#### Exercise
Provide the count of lines below that include the word "Hola", without any accompanying remarks.

#### Data supplied
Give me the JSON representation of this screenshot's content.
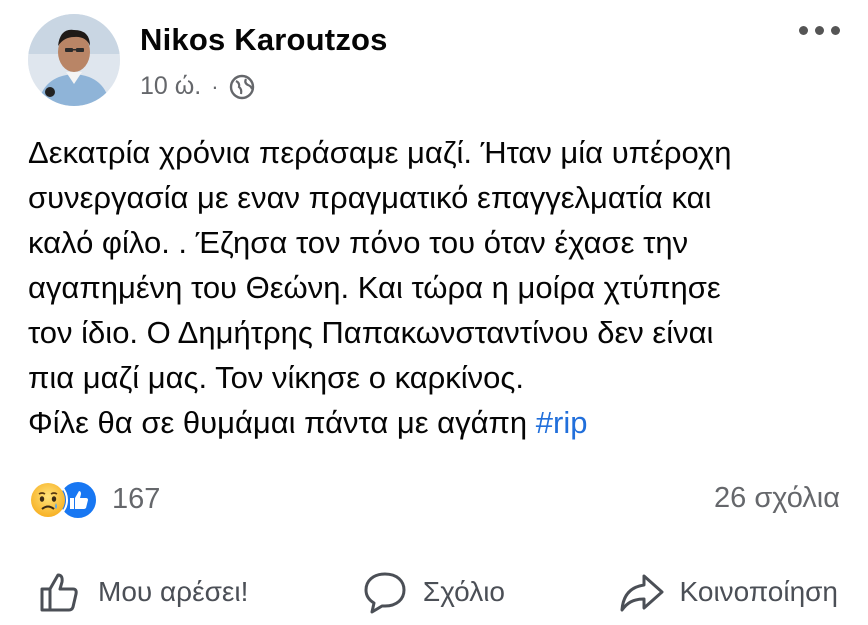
{
  "post": {
    "author": "Nikos Karoutzos",
    "time": "10 ώ.",
    "dot": "·",
    "privacy_icon": "globe-icon",
    "text_lines": [
      "Δεκατρία χρόνια περάσαμε μαζί. Ήταν μία υπέροχη",
      "συνεργασία με εναν πραγματικό επαγγελματία και",
      "καλό φίλο. . Έζησα τον πόνο του όταν έχασε την",
      "αγαπημένη του Θεώνη. Και τώρα η μοίρα χτύπησε",
      "τον ίδιο. Ο Δημήτρης Παπακωνσταντίνου δεν είναι",
      "πια μαζί μας. Τον νίκησε ο καρκίνος."
    ],
    "last_line": "Φίλε θα σε θυμάμαι πάντα με αγάπη",
    "hashtag": "#rip"
  },
  "stats": {
    "reactions_count": "167",
    "reaction_icons": [
      "sad-reaction-icon",
      "like-reaction-icon"
    ],
    "comments": "26 σχόλια"
  },
  "actions": {
    "like_label": "Μου αρέσει!",
    "comment_label": "Σχόλιο",
    "share_label": "Κοινοποίηση"
  },
  "colors": {
    "hashtag": "#216fdb",
    "like_blue": "#1877f2",
    "secondary_text": "#65676b"
  }
}
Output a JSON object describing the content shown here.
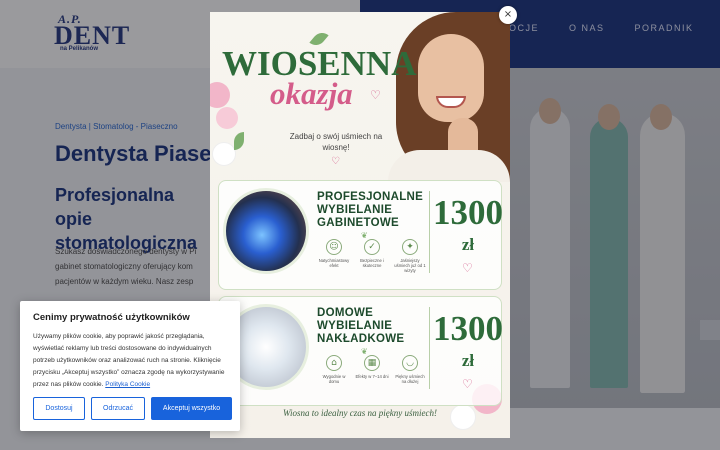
{
  "header": {
    "logo": {
      "top": "A.P.",
      "main": "DENT",
      "sub": "na Pelikanów"
    },
    "nav": [
      "MOCJE",
      "O NAS",
      "PORADNIK"
    ]
  },
  "hero": {
    "breadcrumb": "Dentysta | Stomatolog - Piaseczno",
    "title": "Dentysta Piase",
    "subtitle": "Profesjonalna opie stomatologiczna",
    "intro": "Szukasz doświadczonego dentysty w Pi gabinet stomatologiczny oferujący kom pacjentów w każdym wieku. Nasz zesp"
  },
  "promo": {
    "close_label": "×",
    "title": "WIOSENNA",
    "subtitle": "okazja",
    "tagline": "Zadbaj o swój uśmiech na wiosnę!",
    "offer1": {
      "title": "PROFESJONALNE WYBIELANIE GABINETOWE",
      "price": "1300",
      "currency": "zł",
      "features": [
        {
          "icon": "tooth-icon",
          "glyph": "☺",
          "label": "Natychmiastowy efekt"
        },
        {
          "icon": "shield-icon",
          "glyph": "✓",
          "label": "Bezpieczne i skuteczne"
        },
        {
          "icon": "sparkle-icon",
          "glyph": "✦",
          "label": "Jaśniejszy uśmiech już od 1 wizyty"
        }
      ]
    },
    "offer2": {
      "title": "DOMOWE WYBIELANIE NAKŁADKOWE",
      "price": "1300",
      "currency": "zł",
      "features": [
        {
          "icon": "home-icon",
          "glyph": "⌂",
          "label": "Wygodnie w domu"
        },
        {
          "icon": "calendar-icon",
          "glyph": "▦",
          "label": "Efekty w 7–14 dni"
        },
        {
          "icon": "smile-icon",
          "glyph": "◡",
          "label": "Piękny uśmiech na dłużej"
        }
      ]
    },
    "footer": "Wiosna to idealny czas na piękny uśmiech!"
  },
  "cookie": {
    "title": "Cenimy prywatność użytkowników",
    "text": "Używamy plików cookie, aby poprawić jakość przeglądania, wyświetlać reklamy lub treści dostosowane do indywidualnych potrzeb użytkowników oraz analizować ruch na stronie. Kliknięcie przycisku „Akceptuj wszystko” oznacza zgodę na wykorzystywanie przez nas plików cookie.",
    "link": "Polityka Cookie",
    "customize": "Dostosuj",
    "reject": "Odrzucać",
    "accept": "Akceptuj wszystko"
  },
  "colors": {
    "brand": "#0f2a78",
    "accent": "#1863dc",
    "promo_green": "#2e6b3a",
    "promo_pink": "#d45c8a"
  }
}
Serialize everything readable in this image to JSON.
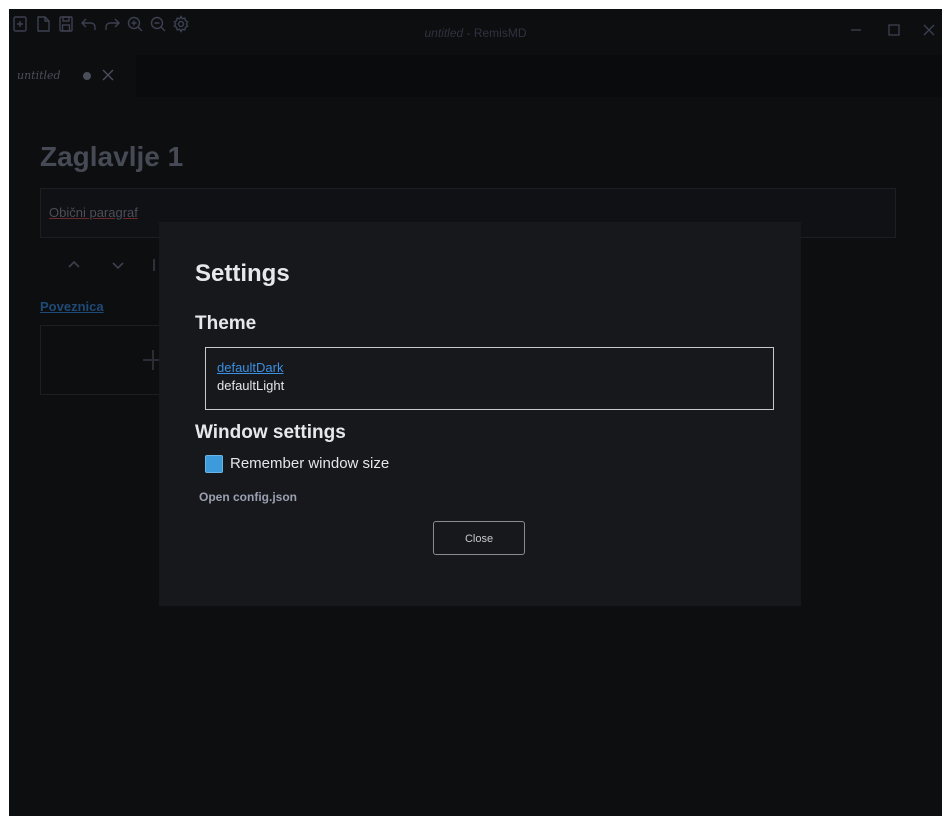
{
  "window": {
    "title_file": "untitled",
    "title_sep": " - ",
    "title_app": "RemisMD"
  },
  "toolbar": {
    "icons": [
      "new-file-icon",
      "open-file-icon",
      "save-icon",
      "undo-icon",
      "redo-icon",
      "zoom-in-icon",
      "zoom-out-icon",
      "gear-icon"
    ]
  },
  "tab": {
    "label": "untitled"
  },
  "editor": {
    "heading": "Zaglavlje 1",
    "paragraph": "Obični paragraf",
    "link": "Poveznica"
  },
  "settings": {
    "title": "Settings",
    "theme_heading": "Theme",
    "themes": [
      "defaultDark",
      "defaultLight"
    ],
    "selected_theme": "defaultDark",
    "window_heading": "Window settings",
    "remember_label": "Remember window size",
    "remember_checked": true,
    "open_config": "Open config.json",
    "close_label": "Close"
  },
  "colors": {
    "accent": "#3d9bdc",
    "dialog_bg": "#17181c",
    "app_bg": "#0d0e10"
  }
}
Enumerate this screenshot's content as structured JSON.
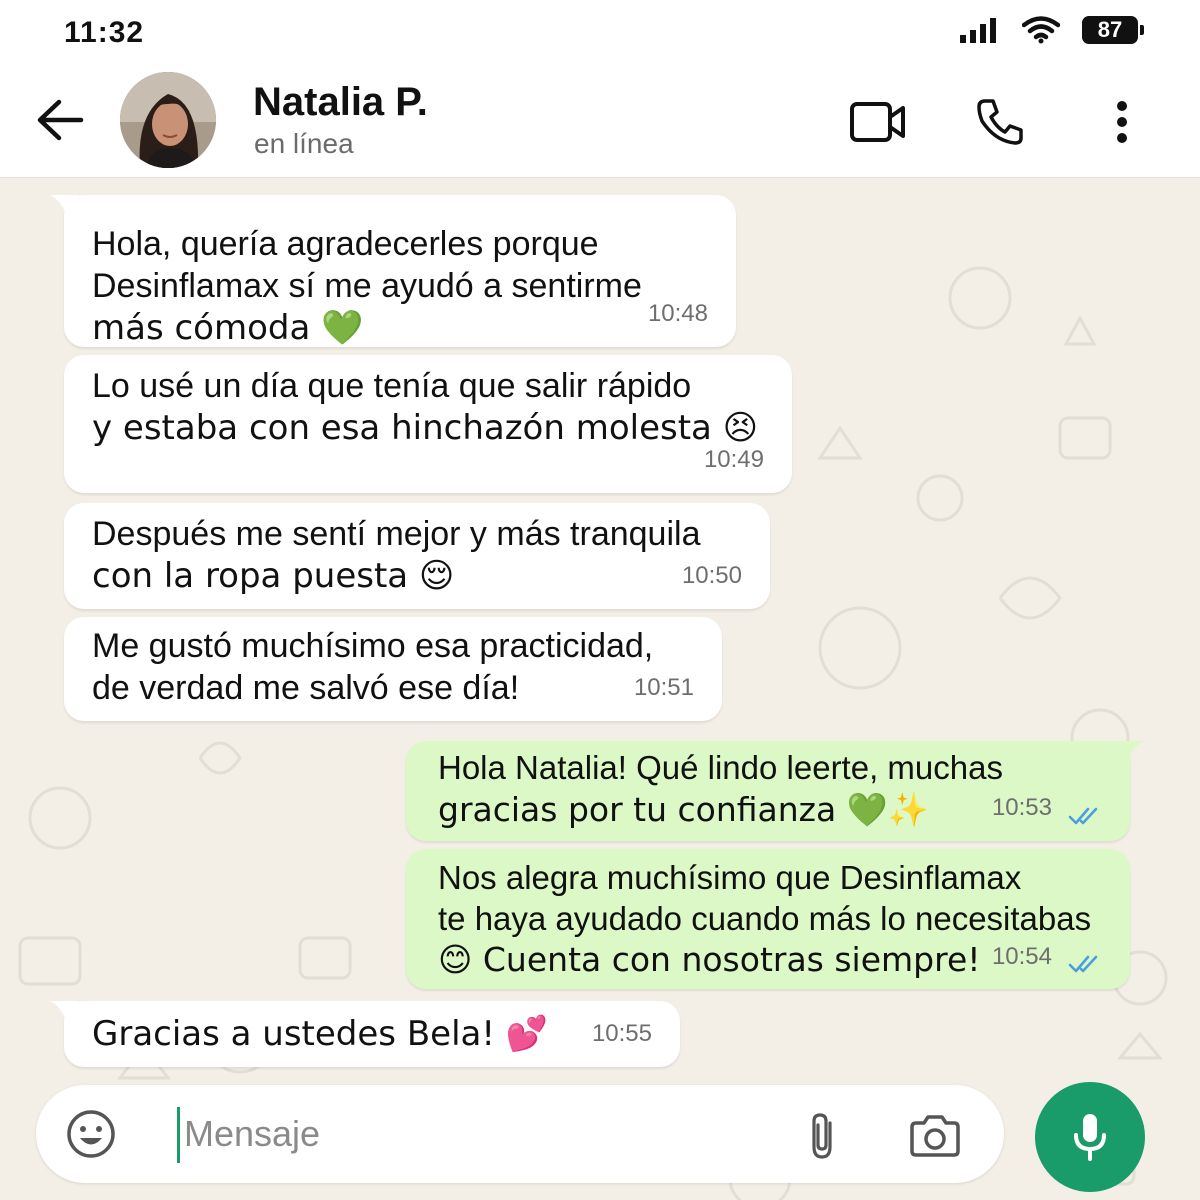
{
  "status_bar": {
    "time": "11:32",
    "battery": "87"
  },
  "header": {
    "contact_name": "Natalia P.",
    "contact_status": "en línea"
  },
  "messages": [
    {
      "direction": "incoming",
      "lines": [
        "Hola, quería agradecerles porque",
        "Desinflamax sí me ayudó a sentirme",
        "más cómoda 💚"
      ],
      "time": "10:48"
    },
    {
      "direction": "incoming",
      "lines": [
        "Lo usé un día que tenía que salir rápido",
        "y estaba con esa hinchazón molesta 😣"
      ],
      "time": "10:49"
    },
    {
      "direction": "incoming",
      "lines": [
        "Después me sentí mejor y más tranquila",
        "con la ropa puesta 😌"
      ],
      "time": "10:50"
    },
    {
      "direction": "incoming",
      "lines": [
        "Me gustó muchísimo esa practicidad,",
        "de verdad me salvó ese día!"
      ],
      "time": "10:51"
    },
    {
      "direction": "outgoing",
      "lines": [
        "Hola Natalia! Qué lindo leerte, muchas",
        "gracias por tu confianza 💚✨"
      ],
      "time": "10:53"
    },
    {
      "direction": "outgoing",
      "lines": [
        "Nos alegra muchísimo que Desinflamax",
        "te haya ayudado cuando más lo necesitabas",
        "😊 Cuenta con nosotras siempre!"
      ],
      "time": "10:54"
    },
    {
      "direction": "incoming",
      "lines": [
        "Gracias a ustedes Bela! 💕"
      ],
      "time": "10:55"
    }
  ],
  "input": {
    "placeholder": "Mensaje"
  },
  "colors": {
    "incoming_bubble": "#ffffff",
    "outgoing_bubble": "#dcf8c6",
    "accent": "#1a9b6a",
    "read_ticks": "#4a9fe0",
    "chat_background": "#f3efe6"
  },
  "icons": {
    "back": "arrow-left-icon",
    "video": "video-call-icon",
    "phone": "phone-icon",
    "menu": "more-vertical-icon",
    "emoji": "emoji-icon",
    "attach": "paperclip-icon",
    "camera": "camera-icon",
    "mic": "microphone-icon"
  }
}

#### Exercise solution
2